TASK STATEMENT = A single number is needed: how many lines of the data below contain "thead".
Top of DATA SHOWN
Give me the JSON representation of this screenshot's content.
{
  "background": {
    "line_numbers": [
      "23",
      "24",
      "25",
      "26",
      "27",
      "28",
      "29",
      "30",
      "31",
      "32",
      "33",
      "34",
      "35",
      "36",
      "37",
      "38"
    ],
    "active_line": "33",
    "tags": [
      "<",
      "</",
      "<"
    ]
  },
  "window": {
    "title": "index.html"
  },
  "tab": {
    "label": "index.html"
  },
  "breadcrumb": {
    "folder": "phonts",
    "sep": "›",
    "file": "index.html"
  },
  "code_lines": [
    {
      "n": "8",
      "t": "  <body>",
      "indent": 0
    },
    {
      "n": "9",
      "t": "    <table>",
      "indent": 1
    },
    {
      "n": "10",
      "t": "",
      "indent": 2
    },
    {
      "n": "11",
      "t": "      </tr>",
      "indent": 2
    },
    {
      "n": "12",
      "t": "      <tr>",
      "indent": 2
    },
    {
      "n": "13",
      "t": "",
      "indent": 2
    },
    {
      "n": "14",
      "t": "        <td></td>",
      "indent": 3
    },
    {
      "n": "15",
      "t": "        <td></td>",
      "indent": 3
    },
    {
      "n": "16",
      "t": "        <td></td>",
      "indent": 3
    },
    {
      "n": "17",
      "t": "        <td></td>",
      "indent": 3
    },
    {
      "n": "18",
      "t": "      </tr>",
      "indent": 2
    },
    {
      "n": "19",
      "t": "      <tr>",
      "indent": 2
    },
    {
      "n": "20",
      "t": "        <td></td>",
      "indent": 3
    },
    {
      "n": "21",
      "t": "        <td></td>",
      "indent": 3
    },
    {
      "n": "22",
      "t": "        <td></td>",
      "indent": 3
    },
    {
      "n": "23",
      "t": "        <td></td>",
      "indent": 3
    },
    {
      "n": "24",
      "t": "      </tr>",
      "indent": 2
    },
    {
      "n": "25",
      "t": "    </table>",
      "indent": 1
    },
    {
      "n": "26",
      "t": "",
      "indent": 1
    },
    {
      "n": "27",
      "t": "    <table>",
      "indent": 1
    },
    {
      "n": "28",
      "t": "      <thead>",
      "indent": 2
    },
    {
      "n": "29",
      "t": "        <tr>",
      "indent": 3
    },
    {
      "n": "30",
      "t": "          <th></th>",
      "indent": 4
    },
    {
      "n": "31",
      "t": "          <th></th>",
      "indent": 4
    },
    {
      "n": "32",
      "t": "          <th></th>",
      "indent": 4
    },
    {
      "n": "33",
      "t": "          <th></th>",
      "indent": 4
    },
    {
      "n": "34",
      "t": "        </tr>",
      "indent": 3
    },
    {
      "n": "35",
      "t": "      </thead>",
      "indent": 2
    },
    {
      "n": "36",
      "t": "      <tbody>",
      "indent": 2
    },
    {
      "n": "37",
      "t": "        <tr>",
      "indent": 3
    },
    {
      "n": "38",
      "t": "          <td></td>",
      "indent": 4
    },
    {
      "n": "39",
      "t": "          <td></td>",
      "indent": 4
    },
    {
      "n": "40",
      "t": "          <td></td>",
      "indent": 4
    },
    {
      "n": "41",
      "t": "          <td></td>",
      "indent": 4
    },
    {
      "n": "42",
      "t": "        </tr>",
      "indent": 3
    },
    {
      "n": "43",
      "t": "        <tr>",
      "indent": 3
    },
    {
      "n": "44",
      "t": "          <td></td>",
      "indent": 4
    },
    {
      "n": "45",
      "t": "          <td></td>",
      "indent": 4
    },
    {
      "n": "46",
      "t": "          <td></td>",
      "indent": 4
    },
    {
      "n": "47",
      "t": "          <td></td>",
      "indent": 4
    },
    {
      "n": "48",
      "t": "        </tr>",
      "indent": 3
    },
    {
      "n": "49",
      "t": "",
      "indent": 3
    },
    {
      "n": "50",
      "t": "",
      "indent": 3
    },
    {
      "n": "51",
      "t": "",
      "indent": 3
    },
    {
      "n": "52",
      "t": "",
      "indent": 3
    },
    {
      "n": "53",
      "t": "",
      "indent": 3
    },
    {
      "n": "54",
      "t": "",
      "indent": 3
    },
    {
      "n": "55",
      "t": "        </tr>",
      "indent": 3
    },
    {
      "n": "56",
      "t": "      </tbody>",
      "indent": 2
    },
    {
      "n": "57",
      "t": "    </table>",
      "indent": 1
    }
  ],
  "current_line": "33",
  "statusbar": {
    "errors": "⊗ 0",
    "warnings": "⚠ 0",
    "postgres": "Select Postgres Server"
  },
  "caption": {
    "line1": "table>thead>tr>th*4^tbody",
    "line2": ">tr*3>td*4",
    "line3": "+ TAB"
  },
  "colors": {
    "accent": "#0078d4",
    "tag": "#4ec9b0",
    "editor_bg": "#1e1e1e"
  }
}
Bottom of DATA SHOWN
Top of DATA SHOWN
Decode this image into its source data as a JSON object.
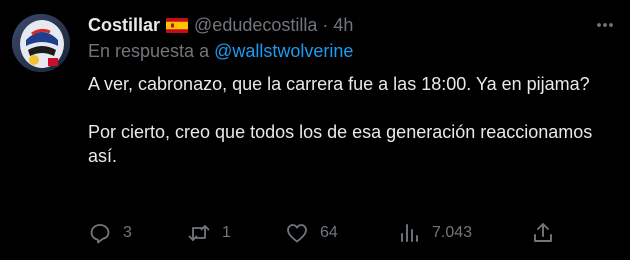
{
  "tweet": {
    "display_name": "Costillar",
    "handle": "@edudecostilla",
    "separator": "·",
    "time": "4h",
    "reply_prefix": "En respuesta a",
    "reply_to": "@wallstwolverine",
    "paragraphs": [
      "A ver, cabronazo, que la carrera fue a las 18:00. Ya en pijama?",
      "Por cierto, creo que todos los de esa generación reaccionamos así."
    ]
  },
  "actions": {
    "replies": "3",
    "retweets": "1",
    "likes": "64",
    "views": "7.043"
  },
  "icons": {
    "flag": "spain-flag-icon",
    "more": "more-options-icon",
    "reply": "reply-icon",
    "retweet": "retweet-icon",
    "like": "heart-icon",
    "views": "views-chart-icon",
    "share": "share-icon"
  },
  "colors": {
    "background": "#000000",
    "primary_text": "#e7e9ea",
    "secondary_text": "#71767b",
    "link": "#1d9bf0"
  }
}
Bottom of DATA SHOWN
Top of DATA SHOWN
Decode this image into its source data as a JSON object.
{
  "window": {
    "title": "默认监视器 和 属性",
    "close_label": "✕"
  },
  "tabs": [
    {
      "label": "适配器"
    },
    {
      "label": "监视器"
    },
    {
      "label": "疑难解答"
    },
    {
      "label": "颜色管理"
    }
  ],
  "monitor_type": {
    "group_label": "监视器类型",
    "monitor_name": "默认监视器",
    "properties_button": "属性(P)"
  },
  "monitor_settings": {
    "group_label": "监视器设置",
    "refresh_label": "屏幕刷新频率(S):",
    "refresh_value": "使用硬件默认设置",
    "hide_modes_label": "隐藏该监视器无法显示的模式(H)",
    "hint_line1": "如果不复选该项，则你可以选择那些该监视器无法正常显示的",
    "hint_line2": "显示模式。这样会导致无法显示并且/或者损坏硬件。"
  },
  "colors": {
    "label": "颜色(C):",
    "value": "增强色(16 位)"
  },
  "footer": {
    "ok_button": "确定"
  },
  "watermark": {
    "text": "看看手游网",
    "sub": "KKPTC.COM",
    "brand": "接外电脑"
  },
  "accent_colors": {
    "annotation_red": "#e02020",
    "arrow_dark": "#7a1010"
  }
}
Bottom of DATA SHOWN
SOLUTION = 3